HI - Marine Electrical Imaging Reveals Novel Freshwater Transport Mechanism in Hawai'i
Conventional hydrogeologic framework models used to compute ocean island sustainable yields and aquifer storage neglect the complexity of the nearshore and offshore submarine environment.
However, the onshore aquifer at the island of Hawai‘i exhibits a notable volumetric discrepancy between high-elevation freshwater recharge and coastal discharge. In this study, we present a novel transport mechanism of freshwater moving from onshore to offshore through a multilayer formation of water-saturated layered basalts with interbedded low-permeability layers of ash/soil. Marine electromagnetic imaging reveals ∼35 km of laterally continuous resistive layers that extend to at least 4 km from west of Hawai‘i’s coastline, containing about 3.5 km3 of freshened water. We propose that this newly found transport mechanism of fresh groundwater may be the governing mechanism in other volcanic islands.
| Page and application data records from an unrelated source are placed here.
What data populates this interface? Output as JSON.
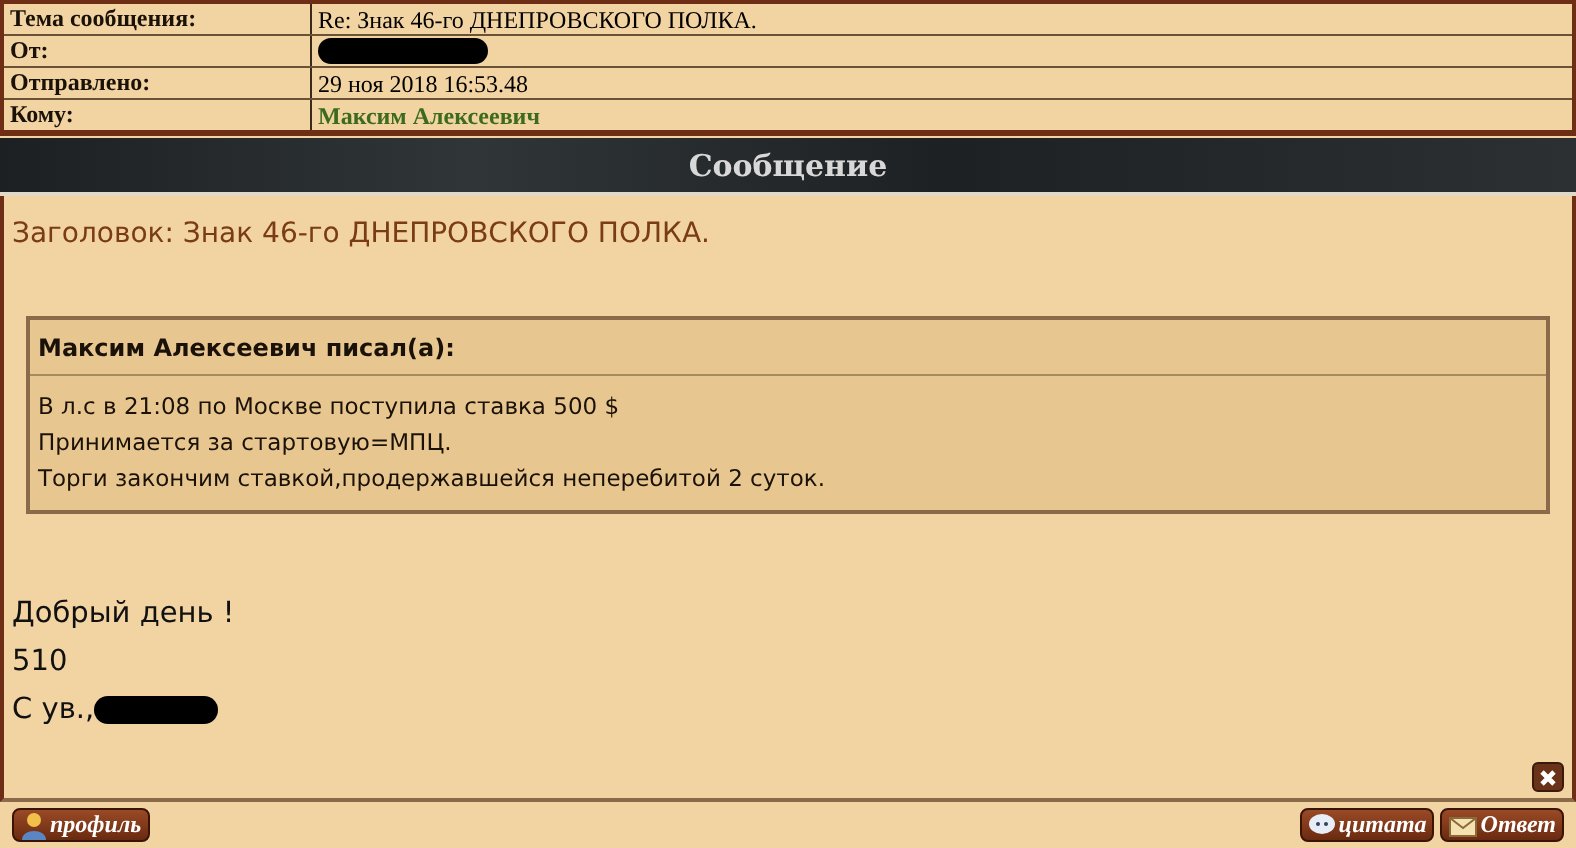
{
  "header_fields": [
    {
      "label": "Тема сообщения:",
      "value": "Re: Знак 46-го ДНЕПРОВСКОГО ПОЛКА.",
      "kind": "text"
    },
    {
      "label": "От:",
      "kind": "redacted"
    },
    {
      "label": "Отправлено:",
      "value": "29 ноя 2018 16:53.48",
      "kind": "text"
    },
    {
      "label": "Кому:",
      "value": "Максим Алексеевич",
      "kind": "name"
    }
  ],
  "section_title": "Сообщение",
  "subject_line": "Заголовок: Знак 46-го ДНЕПРОВСКОГО ПОЛКА.",
  "quote": {
    "author": "Максим Алексеевич писал(а):",
    "lines": [
      "В л.с в 21:08 по Москве поступила ставка 500 $",
      "Принимается за стартовую=МПЦ.",
      "Торги закончим ставкой,продержавшейся неперебитой 2 суток."
    ]
  },
  "body_lines": [
    {
      "text": "Добрый день !",
      "redacted_after": false
    },
    {
      "text": "510",
      "redacted_after": false
    },
    {
      "text": "С ув.,",
      "redacted_after": true
    }
  ],
  "footer": {
    "profile_button": "профиль",
    "quote_button": "цитата",
    "reply_button": "Ответ"
  }
}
In such a scenario, volcanic islands worldwide can use these renewable offshore reservoirs, considered more resilient to climate change-driven droughts, as new water resources.
The global occurrence of vast offshore freshened groundwater reservoirs (1–3) may be used as a new resource to supply the increasing demand for water in the era of climate change–driven droughts (4, 5). Onshore aquifers are one of Hawai‘i’s most critical natural resources, providing the vast majority of water for drinking, irrigation, domestic, commercial, and industrial needs (6).